Tulsa’s Future is a collaborative economic development partnership that works with the City of Tulsa, more than 200 private investors, and numerous regional and tribal partners to further economic prosperity in the Tulsa region. Since its inception 15 years ago, Tulsa’s Future has supported the creation of more than 69,000 jobs and more than $3.8 billion in capital investment.
During its third five-year phase from 2016 to 2020, Tulsa’s Future supported a number of major economic development projects, including Greenheck Group’s multi-phase manufacturing campus, Sofidel’s $360 million plant in Inola, Amazon’s 2.5 million-square-foot fulfillment center and Milo’s Tea Company’s expansion to Tulsa.
“Tulsa’s Future is a proven model of collaboration that has put the Tulsa region on the map as an ideal place for companies to grow,” says Justin McLaughlin, executive vice president, COO and interim senior vice president of economic development for the Tulsa Regional Chamber. “Through business retention and expansion efforts, we’ve supported new job growth in the region while also attracting world-class companies to locate here, further positioning Tulsa as a nationally competitive city.”
While the Chamber’s economic development strategy pivoted in response to the pandemic, northeast Oklahoma experienced significant new economic development activity this year. In February, American Airlines announced a $550 million investment at its Tulsa maintenance base, the largest capital investment in Tulsa’s history. In early March, the Chamber and City of Tulsa celebrated more than 25 years of partnership with Whirlpool as the company opened its $55 million factory distribution center.
With the onset of the pandemic, the Chamber shifted its focus to meet the immediate needs of area businesses and help retain as many jobs and workers as possible. That work will continue in the coming year as the Chamber raises funds to support Tulsa’s Future: Road to Recovery. This one-year strategic work plan will address today’s urgent needs for recovery and stabilization while paving the way for a new longer-term Tulsa’s Future plan to launch in 2022.
“We’re proud of the work done this year to support economic recovery, but we also recognize how much work remains,” says Carlin Conner, chair of Tulsa’s Future. “This short-term strategy, while revamping our long-term strategy, is critical to Tulsa’s long-term success. The Chamber’s enhanced collaboration within the business community and strong strategic alignment with other economic development partners will allow us to provide much-needed support to area businesses while ensuring we remain at the forefront of innovation and are poised for future growth.”
Supporting the region’s retained and retrained workers will be foundational to northeast Oklahoma’s long-term recovery and a large focus of Tulsa’s Future: Road to Recovery. Based on a recommendation of the Mayor’s Economic Recovery Advisory Committee, the Chamber launched a displaced workers study this fall. The study will provide a better understanding of available skill sets in the talent pipeline and what will be needed to compete in the future job market. The results of the study will be released in early January and will shape the future scope of work for the Chamber’s workforce and talent strategies.

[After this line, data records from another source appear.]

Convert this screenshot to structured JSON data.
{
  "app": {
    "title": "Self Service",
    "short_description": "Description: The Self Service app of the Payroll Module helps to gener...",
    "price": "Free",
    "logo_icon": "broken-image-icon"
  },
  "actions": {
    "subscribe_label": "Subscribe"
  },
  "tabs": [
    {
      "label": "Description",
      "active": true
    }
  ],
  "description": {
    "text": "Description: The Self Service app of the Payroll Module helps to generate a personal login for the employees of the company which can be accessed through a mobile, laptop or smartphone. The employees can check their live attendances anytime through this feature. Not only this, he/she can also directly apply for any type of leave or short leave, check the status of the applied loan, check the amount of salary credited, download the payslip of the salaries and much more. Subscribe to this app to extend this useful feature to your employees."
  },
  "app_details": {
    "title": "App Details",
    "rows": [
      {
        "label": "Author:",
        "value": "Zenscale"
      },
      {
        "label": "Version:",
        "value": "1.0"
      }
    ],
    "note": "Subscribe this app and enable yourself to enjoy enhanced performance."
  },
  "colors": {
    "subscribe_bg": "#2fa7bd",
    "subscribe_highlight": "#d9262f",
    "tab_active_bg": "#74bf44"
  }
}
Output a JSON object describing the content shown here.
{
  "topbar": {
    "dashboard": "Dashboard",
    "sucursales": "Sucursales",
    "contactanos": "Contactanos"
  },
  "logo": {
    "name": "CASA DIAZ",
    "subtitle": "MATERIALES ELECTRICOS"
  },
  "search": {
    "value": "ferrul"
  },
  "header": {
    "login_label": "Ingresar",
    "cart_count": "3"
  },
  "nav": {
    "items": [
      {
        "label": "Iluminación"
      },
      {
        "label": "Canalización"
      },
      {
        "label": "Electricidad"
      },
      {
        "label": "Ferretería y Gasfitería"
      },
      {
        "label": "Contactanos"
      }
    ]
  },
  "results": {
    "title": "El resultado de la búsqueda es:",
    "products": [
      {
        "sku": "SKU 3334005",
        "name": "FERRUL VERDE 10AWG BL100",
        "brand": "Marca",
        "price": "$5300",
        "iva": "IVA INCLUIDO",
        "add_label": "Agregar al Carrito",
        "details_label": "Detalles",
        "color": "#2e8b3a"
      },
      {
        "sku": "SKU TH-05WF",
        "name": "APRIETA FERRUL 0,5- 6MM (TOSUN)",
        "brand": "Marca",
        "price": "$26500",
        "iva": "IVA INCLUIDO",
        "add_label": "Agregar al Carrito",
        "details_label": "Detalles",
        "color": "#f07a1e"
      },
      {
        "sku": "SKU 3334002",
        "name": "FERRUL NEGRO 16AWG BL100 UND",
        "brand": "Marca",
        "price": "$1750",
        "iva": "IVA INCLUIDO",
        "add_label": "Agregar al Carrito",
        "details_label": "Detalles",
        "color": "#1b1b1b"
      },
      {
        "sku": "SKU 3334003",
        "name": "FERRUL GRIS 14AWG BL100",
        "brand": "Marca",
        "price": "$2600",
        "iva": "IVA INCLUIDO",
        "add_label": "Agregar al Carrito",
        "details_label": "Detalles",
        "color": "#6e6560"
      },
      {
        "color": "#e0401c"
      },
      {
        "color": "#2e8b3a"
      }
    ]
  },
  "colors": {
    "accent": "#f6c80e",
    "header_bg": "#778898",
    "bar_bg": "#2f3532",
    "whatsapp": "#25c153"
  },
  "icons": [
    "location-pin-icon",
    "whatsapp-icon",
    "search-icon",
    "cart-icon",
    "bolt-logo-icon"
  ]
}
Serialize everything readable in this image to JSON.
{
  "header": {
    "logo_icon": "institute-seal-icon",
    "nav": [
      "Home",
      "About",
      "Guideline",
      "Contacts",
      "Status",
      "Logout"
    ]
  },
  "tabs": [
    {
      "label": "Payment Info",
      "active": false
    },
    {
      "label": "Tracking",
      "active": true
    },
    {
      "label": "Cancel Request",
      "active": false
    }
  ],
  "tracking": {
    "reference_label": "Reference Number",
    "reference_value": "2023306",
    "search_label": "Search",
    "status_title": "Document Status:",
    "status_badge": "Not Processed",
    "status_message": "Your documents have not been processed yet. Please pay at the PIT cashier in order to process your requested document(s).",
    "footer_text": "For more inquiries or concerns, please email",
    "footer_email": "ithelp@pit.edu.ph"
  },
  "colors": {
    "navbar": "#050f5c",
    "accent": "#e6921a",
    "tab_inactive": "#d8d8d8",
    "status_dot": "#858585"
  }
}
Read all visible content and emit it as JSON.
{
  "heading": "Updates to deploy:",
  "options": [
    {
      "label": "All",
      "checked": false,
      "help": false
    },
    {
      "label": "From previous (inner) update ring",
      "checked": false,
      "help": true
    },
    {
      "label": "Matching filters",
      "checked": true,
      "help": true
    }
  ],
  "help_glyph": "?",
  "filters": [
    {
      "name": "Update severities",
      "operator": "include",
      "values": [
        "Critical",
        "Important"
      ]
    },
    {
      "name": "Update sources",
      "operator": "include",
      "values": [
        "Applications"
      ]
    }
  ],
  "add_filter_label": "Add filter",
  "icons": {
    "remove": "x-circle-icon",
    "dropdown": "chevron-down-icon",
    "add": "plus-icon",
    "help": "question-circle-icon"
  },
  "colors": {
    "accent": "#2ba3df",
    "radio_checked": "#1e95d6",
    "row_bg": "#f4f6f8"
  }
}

Tulsa’s Future: Road to Recovery will also capitalize on the positive momentum created by high-profile national exposure during Tulsa’s bid for a Tesla Gigafactory to attract new employers and transformative projects to the region.
“Year after year, we’ve continued to attract the attention of nationally recognized companies, and despite the pandemic, this year was no different,” says Mike Neal, president and CEO of the Tulsa Regional Chamber. “Northeast Oklahoma is a region where companies like Macy’s, Google, American Airlines and Tesla can be successful. We thank and commend our numerous partners who invest in and support Tulsa’s Future, and we are eager to help lead the Tulsa region toward post-pandemic prosperity.”